About 80 people had been working on destroying ammunition at the time, Albin Mecaj, 22, who works at the depot, told The Associated Press. Witnesses said most were able to flee after the first blast.

Authorities evacuated 4,000 people from three villages and the surrounding area, with houses more than a mile away damaged by the blast. The blasts continued for some 14 hours, until 2 a.m.

On Sunday, troops and police cordoned off the still-smoldering depot as army engineers prepared to go into the heart of the blasts.

A company had been subcontracted to destroy excess ammunition, Berisha said. In the past year, about 6,000-7,000 tons of ammunition have been destroyed.

Albania has some 100,000 tons of excess ammunition stored in former army depots across the country, Defense Minister Fatmir Mediu said. NATO countries, particularly the United States, Canada and Norway, have been helping Albania destroy excess ammunition and obsolete weaponry.

"The problem of ammunition in Albania is one of the gravest and a continuous threat," Berisha said. "There is a colossal, a crazy amount of them since 1945 until now."

Berisha said he could not rule out human error but said the ammunition could have exploded spontaneously because of its age.

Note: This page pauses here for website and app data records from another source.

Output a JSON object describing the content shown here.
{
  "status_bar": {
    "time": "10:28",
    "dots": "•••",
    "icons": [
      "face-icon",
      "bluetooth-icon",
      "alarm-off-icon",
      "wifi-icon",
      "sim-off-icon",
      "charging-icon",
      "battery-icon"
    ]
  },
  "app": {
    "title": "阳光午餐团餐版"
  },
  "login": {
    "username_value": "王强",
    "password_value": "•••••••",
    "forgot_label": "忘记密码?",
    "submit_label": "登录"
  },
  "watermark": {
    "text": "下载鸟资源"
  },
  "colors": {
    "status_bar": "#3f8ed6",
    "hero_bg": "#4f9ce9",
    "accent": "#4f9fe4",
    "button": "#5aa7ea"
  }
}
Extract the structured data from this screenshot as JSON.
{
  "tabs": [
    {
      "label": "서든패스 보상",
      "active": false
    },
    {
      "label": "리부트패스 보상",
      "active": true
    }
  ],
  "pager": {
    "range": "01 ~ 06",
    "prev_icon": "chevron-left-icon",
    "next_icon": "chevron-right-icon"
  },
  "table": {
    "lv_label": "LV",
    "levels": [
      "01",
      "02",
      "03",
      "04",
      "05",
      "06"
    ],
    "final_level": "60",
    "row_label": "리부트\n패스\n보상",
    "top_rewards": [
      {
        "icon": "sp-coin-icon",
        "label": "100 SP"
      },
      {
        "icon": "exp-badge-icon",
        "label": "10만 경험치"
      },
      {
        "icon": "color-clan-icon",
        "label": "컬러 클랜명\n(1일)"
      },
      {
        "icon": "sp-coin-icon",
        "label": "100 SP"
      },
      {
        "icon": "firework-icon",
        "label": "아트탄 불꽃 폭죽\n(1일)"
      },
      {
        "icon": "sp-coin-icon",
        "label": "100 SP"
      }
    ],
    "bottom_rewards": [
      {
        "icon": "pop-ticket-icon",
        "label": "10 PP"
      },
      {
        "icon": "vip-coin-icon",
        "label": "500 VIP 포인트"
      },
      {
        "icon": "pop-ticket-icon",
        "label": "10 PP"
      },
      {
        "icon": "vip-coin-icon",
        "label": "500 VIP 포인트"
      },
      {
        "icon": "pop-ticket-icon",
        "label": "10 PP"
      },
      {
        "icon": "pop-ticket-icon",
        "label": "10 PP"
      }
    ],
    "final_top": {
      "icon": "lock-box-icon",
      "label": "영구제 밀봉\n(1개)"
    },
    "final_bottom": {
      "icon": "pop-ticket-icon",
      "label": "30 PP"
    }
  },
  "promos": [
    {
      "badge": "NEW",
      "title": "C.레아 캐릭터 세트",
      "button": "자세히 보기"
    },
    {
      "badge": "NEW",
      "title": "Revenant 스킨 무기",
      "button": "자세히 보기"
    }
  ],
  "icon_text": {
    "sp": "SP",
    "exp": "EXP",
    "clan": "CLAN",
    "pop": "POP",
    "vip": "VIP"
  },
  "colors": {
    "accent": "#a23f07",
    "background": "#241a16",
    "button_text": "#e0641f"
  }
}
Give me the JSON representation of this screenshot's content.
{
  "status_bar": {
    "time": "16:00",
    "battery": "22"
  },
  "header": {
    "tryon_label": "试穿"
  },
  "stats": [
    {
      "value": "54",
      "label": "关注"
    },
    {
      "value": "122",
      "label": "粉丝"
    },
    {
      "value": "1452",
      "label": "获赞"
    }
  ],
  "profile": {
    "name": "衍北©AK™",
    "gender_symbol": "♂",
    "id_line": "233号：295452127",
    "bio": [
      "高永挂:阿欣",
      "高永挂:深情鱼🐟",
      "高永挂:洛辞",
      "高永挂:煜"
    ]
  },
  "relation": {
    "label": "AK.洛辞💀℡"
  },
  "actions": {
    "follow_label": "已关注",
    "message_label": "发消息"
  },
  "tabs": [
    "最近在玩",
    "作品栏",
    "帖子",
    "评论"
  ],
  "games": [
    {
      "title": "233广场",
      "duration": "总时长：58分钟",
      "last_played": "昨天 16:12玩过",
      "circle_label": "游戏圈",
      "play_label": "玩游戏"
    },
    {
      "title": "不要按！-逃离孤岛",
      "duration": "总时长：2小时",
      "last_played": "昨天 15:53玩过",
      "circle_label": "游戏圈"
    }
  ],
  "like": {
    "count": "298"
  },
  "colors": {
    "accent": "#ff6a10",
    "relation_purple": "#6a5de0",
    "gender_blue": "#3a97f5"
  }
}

Accidents have occurred at ammunition dumps in Albania in the past, although Saturday's explosions were by far the worst. Three years ago, explosions at army weapon depots in southern Albania killed an army officer and injured four others.

Berisha said most of those injured Saturday suffered burns and psychological shock but at least two were in serious condition. Five people — including two young girls with severe burns and injuries — were sent to neighboring Greece for treatment. Four others were sent to Italy, he said.

In neighboring Kosovo, hundreds of people lined up at a Pristina hospital to give blood. NATO-led peacekeepers were sending blood reserves by helicopters, officials said.

Macedonia sent blood Sunday, with Macedonian Foreign Minister Antonio Milososki flying to Tirana to offer assistance and donating blood himself.